Entries taken from a collection
-- Opening Marker --

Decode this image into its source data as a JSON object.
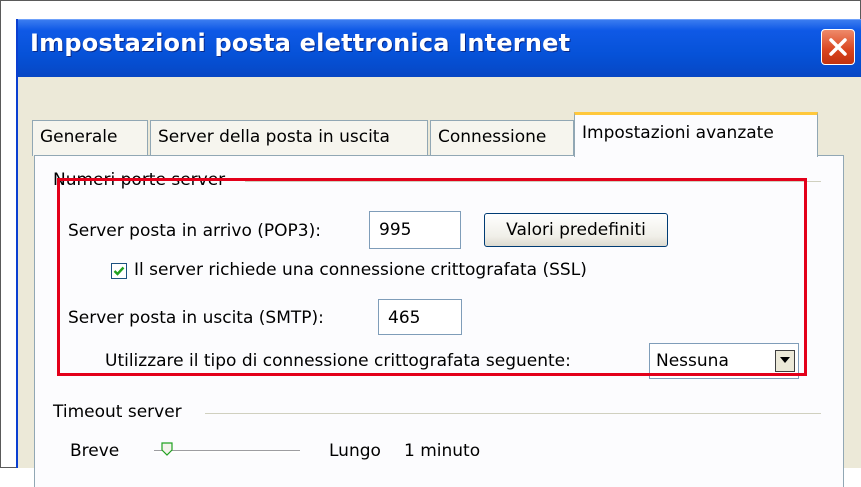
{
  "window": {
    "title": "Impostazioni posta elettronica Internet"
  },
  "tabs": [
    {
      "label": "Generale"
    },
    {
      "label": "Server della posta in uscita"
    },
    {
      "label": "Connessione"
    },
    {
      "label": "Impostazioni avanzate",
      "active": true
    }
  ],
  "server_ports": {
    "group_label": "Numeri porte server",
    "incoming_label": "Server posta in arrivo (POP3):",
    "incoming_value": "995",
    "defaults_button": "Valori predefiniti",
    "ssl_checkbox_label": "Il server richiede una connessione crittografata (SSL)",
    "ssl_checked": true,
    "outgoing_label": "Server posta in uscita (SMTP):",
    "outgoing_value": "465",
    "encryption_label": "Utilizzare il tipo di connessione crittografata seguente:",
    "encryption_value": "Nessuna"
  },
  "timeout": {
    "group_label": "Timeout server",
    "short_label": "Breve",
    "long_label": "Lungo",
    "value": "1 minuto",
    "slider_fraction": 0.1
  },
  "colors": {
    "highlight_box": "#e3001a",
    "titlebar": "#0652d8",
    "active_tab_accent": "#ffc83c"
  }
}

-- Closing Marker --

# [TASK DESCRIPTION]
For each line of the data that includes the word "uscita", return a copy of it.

# [WRITTEN SOLUTION]
      "label": "Server della posta in uscita"
    "outgoing_label": "Server posta in uscita (SMTP):",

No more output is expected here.